Getting around in Colombia

Mon 13 Jan 2014 16:40

As we explored Santa Marta, and then took a colectivo up to Minca, and then took a bus to Cartagena, the various means of transport all around started to fascinate me...

First of all, as a motorcyclist, I was delighted to find motorbikes are probably the primary means of getting around the place. You can even buy them in the supermarkets! Almost all the bikes are small engined by our standards, 125 or 150cc typically, but they manfully scream up into the mountains, with crates on the back, or sacks slung over the tank, or three family members squeezed on. Everyone rides it seems, from age 16, though a lot look younger, babies simply held against chests, toddlers sat between their parents.

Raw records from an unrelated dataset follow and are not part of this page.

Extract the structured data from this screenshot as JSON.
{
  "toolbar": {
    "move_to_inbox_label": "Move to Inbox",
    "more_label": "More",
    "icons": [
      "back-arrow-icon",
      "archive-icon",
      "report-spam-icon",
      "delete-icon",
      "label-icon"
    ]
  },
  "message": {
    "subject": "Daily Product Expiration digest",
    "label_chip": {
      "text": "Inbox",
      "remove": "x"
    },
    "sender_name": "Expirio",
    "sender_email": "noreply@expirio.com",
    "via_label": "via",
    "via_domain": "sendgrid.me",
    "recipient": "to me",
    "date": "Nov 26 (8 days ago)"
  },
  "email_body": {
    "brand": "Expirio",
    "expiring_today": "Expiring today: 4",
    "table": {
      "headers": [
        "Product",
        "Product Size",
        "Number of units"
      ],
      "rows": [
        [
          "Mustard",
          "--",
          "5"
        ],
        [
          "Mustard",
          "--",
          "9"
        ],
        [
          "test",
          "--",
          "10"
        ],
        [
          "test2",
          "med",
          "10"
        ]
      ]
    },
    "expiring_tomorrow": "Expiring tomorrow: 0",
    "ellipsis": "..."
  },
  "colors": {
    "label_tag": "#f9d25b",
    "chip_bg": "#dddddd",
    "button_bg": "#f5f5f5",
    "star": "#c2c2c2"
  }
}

A well looked after bike up in the mountains and supermarket bikes for sale - notice the price!!

All around the place you see groups of young men pulled into the side of the road, chatting, still sitting on their bikes. Strangely, they all seemed to have a second helmet over their arm. Perhaps they were planning to pick up their girlfriends later? But no, it turns out that they're taxis. For about £1.20 they'll give you a lift anywhere in town, you just jump on the back, put on the one-size-fits-all giant helmet and off you go. Shopping isn't a problem, just hold on to as much as you can and the driver will take the rest. Alternatively, for serious loads, like bricks, fridges and the like, there are trikes that can take anything anywhere.

Moto-taxi, complete with shopping! Notice rather large passenger helmet.

 It was some time before I spotted a petrol station. Instead there are lots of little motorbike mechanic's shops, from which you can have your bike tank topped up with a gallon jug. Here's a super basic one we spotted on the way to Cartagena. It rather put me in mind of Dawn to Dusk pits...

Pit stop and the most common way of avoiding burnt bums from the tropical sun on black seats!

There are huge brightly coloured trucks on the roads. The drivers are quite impatient and pull out to overtake when there's absolutely no hope of being able to get by. The tactic seems to be simply to out cool the driver coming the other way, so everyone slams on their brakes and lets you pass. Terrifying when you see one coming straight towards you on the wrong side of the road.

On the right of the picture of all the lorries above there is a pedal rickshaw. We saw loads of these as we went along the causeway at Cienaga, acting as taxis, but we've seen none in Santa Marta or Cartagena. I wondered if it was because it was a poorer area - and because it was dead flat!

Around every town there are loads and loads of yellow taxis, all that we came across had been retro converted to be gas powered, including the colectivo's we used. The drivers must be so good at spotting body language because they stop for you before you've hardly even started to think of getting one. A journey anywhere in town is $5,000, which luckily is about £3. There can be some pretty big traffic jams, both in and outside of town, which, combined with motorbikes threading in and out and taxis suddenly stopping because they think they've seen a fare, leads to some hair raising driving. In a 10 minute taxi ride in Cartagena there were so many near misses that I stopped looking and just waited for the ride to end, turning my body sideways and sliding down in the seat in the hope the front seats would save me in the event of what felt like an inevitable crash. Needless to say there are no rear seat belts. In addition to the colectivos and regular 'maxi taxi' type minibuses there are a wide variety of bigger buses, some looking like coaches in the UK, though blinged up, other's looking more like converted lorries.


In the old walled part of Cartagena doesn't allow motorbikes in. In fact, there seem to be very few private cars there too, it's mostly taxis and what they call horse drawn chariots, which makes me think of Romans in battle, but aren't like that at all. They're really for visitors to take a tour around the city.


Horses and donkeys (burros) play their part too, trains of them taking sacks up the trails in the mountains or pulling carts, though horses are mostly used for carts. These behave as if they are pedestrians, they just go down the sides of the road, causing wild swerving from the rest of the traffic.


To get around the no motorbikes rule in the old city you can hire push bikes, including tandems, segways and electric bikes. You get family groups of 6 or more on bicycles bearing down on you in the narrow streets and out of control segways clearing the pavements. 

But this motorbike seemed to have snuck in below the radar:

Our Brompton push bikes have stayed folded up below deck. There's no way I'd want to be on a push bike trying to negotiate the traffic chaos of beeping horns that is the town centre here in Santa Marta. However, I'd take my chances on a motorbike, avoiding the busy streets, getting out to those twisty mountain roads, dodging the pot holes along the trails, exploring Colombia.